Political class has been neglecting sanitation: Ramesh
Linking the open defecation problem with malnutrition, Rural Development Minister Jairam Ramesh on Friday said the Indian political class has been neglecting sanitation.
New Delhi: Linking the open defecation problem with malnutrition, Rural Development Minister Jairam Ramesh on Friday said the Indian political class has been neglecting sanitation and made a strong pitch for bringing it on the national agenda.
"As a country, we have stressed nutrition specific interventions; we have neglected nutrition sensitive interventions. In my view, the single most significant and crucial nutrition intervention that we have neglected is sanitation," he said here referring to studies which established that tackling tackling the issue of open defecation key to coping with malnutrition.
Addressing the launch of `Lancet Series on Maternal and Child Nutrition`, he criticised the Indian mindset on the issue, saying, the people and political class still do not appreciate fully the significance of sanitation from the public health point of view.
"I don`t see the same degree of political enthusiasm on sanitation. I think we neglect this at peril... When we talk about sanitation, we can only giggle.

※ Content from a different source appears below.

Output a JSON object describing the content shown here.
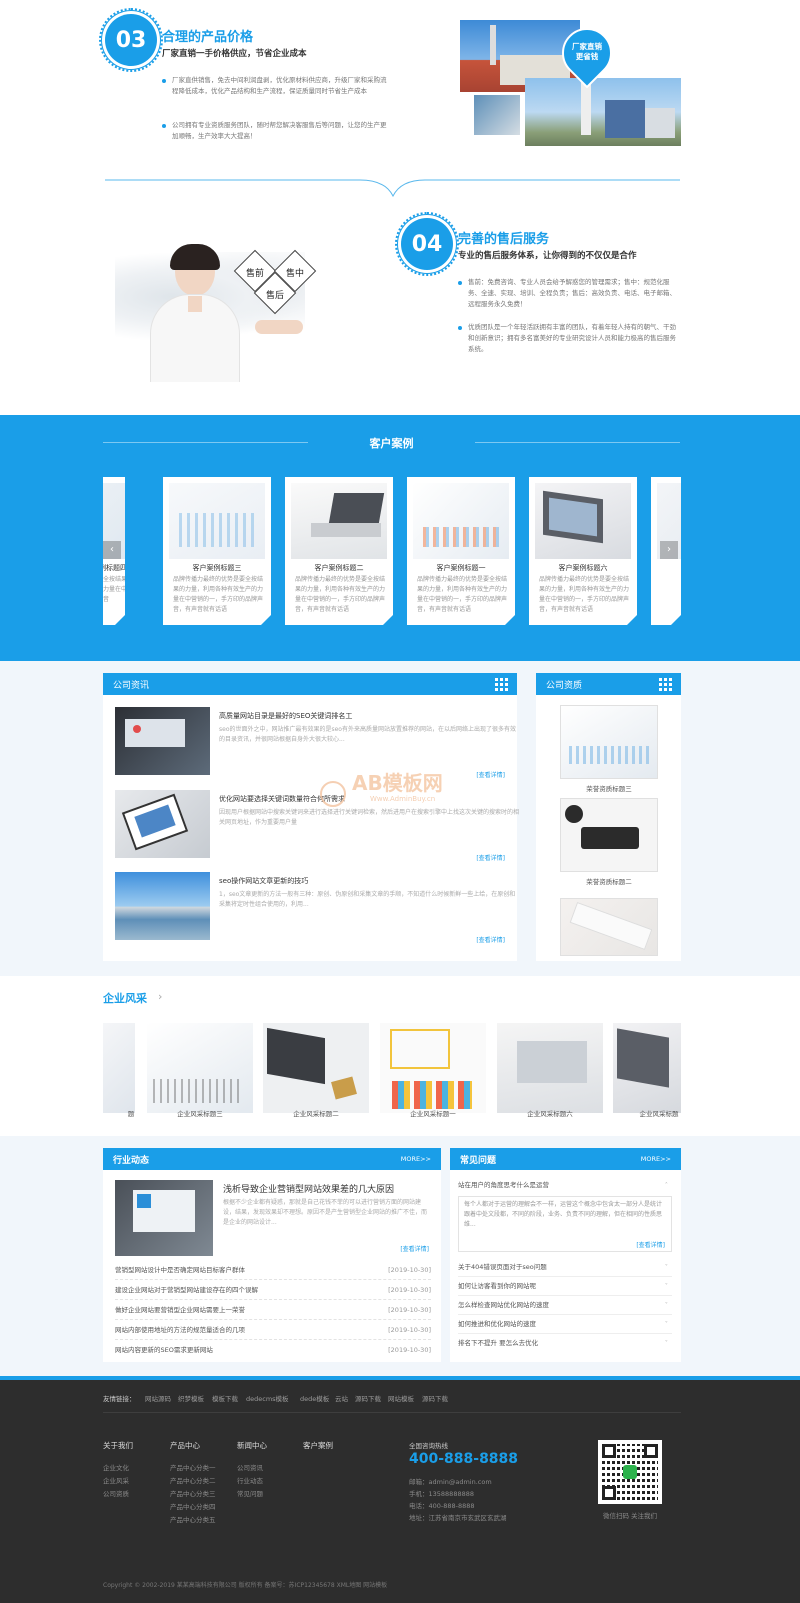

But I think it is more than giggles...It has profound implication on malnutrition," Ramesh, who attracted several controversies with his comments during his stint as the in-charge of Drinking Water and Sanitation Ministry, said.
He lost the sanitation portfolio during a Cabinet reshuffle last October.
"I think the most important take that I have from the papers on the nutrition sensitive portfolio is to give a central place to sanitation and to look at incentive structures and delivery systems for ensuring that in the next 10 years we become an open defecation society," he said.
Speaking about nutrition situation, Ramesh said the country`s rapid economic growth was not reflected in nutrition indicators.
Noting that "nutrition puzzle" is the "central developmental puzzle" in India today, the minister said, "You have rapid economic growth on one hand, you have better health indicators, better education indicators, better indicators of water supply, but you do not see that reflected in nutrition indicators."